It's Saturday again and I decide to pick up the river road where I left off last week, while my companion spends an hour working on the river reserve. He drops me off, and I set off. The property beside me is familiar to me from thirty years ago. An old lady lived there then (probably younger than I am now). She knew the world's business: I went for a job interview which I mentioned to no-one and I was hardly in the door at home when she rang and said “How did the job interview go?” That sort of old lady. As she aged more she became another sort of old lady. My car broke down one day near her place, and when I knocked on the door she answered with a gun in her hand.
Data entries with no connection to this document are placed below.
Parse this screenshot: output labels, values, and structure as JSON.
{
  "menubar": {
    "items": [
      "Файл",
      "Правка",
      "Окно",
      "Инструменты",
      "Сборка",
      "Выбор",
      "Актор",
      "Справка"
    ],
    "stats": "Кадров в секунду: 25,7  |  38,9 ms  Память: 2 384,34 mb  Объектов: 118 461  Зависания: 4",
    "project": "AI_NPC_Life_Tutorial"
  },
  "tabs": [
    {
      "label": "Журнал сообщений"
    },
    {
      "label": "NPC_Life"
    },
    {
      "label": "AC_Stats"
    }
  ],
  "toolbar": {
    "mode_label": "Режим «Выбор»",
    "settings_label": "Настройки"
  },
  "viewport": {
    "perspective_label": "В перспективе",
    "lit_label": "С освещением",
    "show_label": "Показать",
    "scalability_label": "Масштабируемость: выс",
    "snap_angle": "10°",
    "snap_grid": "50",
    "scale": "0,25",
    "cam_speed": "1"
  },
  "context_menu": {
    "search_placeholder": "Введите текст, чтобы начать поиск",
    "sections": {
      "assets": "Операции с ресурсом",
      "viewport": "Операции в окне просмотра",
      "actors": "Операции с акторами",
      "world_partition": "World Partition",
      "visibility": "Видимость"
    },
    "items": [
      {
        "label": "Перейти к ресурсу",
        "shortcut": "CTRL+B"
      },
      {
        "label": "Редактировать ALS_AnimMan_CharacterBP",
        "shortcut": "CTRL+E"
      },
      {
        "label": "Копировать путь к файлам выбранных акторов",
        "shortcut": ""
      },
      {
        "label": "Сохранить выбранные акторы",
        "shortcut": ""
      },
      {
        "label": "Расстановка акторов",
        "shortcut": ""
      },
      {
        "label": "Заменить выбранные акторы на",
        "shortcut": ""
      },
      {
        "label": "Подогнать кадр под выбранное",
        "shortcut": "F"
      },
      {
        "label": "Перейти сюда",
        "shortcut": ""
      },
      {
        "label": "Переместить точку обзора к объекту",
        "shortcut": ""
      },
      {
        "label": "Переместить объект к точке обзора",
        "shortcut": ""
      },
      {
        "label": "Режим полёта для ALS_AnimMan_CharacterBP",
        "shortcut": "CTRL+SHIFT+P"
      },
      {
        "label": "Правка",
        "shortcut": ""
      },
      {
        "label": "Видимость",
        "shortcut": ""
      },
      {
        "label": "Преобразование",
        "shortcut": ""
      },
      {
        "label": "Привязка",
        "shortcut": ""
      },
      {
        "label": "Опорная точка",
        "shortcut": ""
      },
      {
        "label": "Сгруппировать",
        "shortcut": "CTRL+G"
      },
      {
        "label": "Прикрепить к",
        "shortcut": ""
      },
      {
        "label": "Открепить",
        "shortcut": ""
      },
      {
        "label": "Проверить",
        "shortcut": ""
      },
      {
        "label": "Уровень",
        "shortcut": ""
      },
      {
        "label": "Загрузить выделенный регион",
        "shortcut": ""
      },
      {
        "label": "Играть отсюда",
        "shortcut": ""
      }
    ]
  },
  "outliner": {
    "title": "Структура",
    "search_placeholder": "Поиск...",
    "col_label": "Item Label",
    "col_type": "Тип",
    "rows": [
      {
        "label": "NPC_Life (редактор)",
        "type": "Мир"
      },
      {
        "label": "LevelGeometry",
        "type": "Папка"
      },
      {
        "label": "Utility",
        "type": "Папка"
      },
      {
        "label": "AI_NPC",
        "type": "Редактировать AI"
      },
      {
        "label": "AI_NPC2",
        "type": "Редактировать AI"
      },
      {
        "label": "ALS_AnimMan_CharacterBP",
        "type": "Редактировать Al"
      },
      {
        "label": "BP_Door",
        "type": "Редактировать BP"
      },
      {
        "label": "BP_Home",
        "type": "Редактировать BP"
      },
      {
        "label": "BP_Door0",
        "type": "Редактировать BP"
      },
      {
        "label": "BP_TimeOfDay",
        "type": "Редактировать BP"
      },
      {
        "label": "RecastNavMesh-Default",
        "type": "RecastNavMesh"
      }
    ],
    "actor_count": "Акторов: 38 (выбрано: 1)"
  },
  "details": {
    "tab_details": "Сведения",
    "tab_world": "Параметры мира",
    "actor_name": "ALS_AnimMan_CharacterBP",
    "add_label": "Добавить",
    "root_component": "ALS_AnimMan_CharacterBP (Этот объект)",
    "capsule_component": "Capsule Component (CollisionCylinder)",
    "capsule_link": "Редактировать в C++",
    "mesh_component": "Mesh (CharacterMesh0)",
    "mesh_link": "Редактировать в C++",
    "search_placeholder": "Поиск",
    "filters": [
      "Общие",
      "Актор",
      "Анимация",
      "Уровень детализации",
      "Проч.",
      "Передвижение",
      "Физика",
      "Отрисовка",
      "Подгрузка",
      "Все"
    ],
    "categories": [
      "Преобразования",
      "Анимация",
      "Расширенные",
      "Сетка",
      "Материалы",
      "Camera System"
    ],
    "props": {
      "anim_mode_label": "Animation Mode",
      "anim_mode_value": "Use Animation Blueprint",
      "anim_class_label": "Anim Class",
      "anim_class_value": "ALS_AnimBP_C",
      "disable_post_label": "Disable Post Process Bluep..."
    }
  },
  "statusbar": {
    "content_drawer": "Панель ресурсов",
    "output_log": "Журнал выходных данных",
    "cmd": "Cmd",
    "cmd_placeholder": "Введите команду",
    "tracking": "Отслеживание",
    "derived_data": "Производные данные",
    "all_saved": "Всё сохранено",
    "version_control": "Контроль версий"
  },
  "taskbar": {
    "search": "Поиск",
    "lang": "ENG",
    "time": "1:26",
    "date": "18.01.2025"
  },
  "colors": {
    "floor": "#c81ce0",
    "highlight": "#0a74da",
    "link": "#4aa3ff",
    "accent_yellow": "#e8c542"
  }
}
She's long gone and the valley is peaceful. A tractor and a motorbike pass me, and then a car offering a lift. I can hear birds, invisible and unidentifiable, the scuffing of my feet, and occasionally the wind blowing across the casuarinas lining the river. A group of caramel cows walk along the thin line of the horizon observing me curiously – “A pedestrian? we don't see many of them around here” – and then skitter off in belated alarm, presenting rumps. Ducks make triangles on the lagoon as they paddle about their business. The hills on the other side of the river are splotched with the yellow of wattle, and edged with the maroon of new tips on the eucalypts. A man working near his stock yards yells a greeting. Looking back, I can see the mountains of the Great Dividing Range. I'm drawn to the gentle folds of the hills, old trees offering themselves and their shadows, old posts, and the water, of course, blue under a cloudless sky.
I stroll, and bend, and squat, and sit right down, and stretch, depending on the position of flowers or grasses demanding portraits. I mostly use my old camera, confident that it will give me some satisfying close-ups, but both cameras are slung round my neck. I encounter chicory, that lovely delicate blue flower last seen in the flower-meadow in Warsaw that I crossed every day on the way to the bus. I meet again the tiny star shaped flower with red striped berries, no bigger than the top of a pencil, that used to proliferate on the verge outside my house: and meet for the first time pink, brown and cream grass that waves energetically every time I get it in focus. Mostly what I see are beautiful invaders.